Task statement ->
Search term "heading": copy each line of the data containing it.

Interface dataset entries
══════

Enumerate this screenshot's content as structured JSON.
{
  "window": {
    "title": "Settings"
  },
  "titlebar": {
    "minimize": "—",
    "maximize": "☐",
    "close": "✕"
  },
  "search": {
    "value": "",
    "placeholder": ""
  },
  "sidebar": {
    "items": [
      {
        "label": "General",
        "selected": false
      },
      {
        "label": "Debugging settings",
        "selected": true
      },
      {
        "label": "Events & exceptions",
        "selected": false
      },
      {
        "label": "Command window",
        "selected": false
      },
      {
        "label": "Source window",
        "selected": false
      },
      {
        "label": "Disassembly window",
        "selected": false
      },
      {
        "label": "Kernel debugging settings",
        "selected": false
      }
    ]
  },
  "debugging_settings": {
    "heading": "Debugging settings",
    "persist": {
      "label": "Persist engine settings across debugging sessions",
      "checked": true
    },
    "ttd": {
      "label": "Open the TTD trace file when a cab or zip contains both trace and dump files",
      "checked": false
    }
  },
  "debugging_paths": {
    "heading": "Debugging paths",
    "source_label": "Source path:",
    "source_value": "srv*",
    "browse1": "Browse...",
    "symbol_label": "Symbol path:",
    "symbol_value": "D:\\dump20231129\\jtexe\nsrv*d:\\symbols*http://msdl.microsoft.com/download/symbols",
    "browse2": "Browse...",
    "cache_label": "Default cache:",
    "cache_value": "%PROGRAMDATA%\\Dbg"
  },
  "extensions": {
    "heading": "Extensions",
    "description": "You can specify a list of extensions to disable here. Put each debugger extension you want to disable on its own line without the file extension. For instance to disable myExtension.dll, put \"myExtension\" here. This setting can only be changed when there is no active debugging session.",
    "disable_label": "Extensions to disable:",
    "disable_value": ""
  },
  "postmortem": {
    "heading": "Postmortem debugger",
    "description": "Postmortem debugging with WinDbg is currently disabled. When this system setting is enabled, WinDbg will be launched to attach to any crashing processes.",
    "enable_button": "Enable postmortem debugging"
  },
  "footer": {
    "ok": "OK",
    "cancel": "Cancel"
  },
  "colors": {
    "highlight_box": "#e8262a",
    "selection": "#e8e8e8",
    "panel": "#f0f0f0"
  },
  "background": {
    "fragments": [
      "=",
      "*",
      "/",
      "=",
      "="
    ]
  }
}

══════

Written reply ->
    "heading": "Debugging settings",
    "heading": "Debugging paths",
    "heading": "Extensions",
    "heading": "Postmortem debugger",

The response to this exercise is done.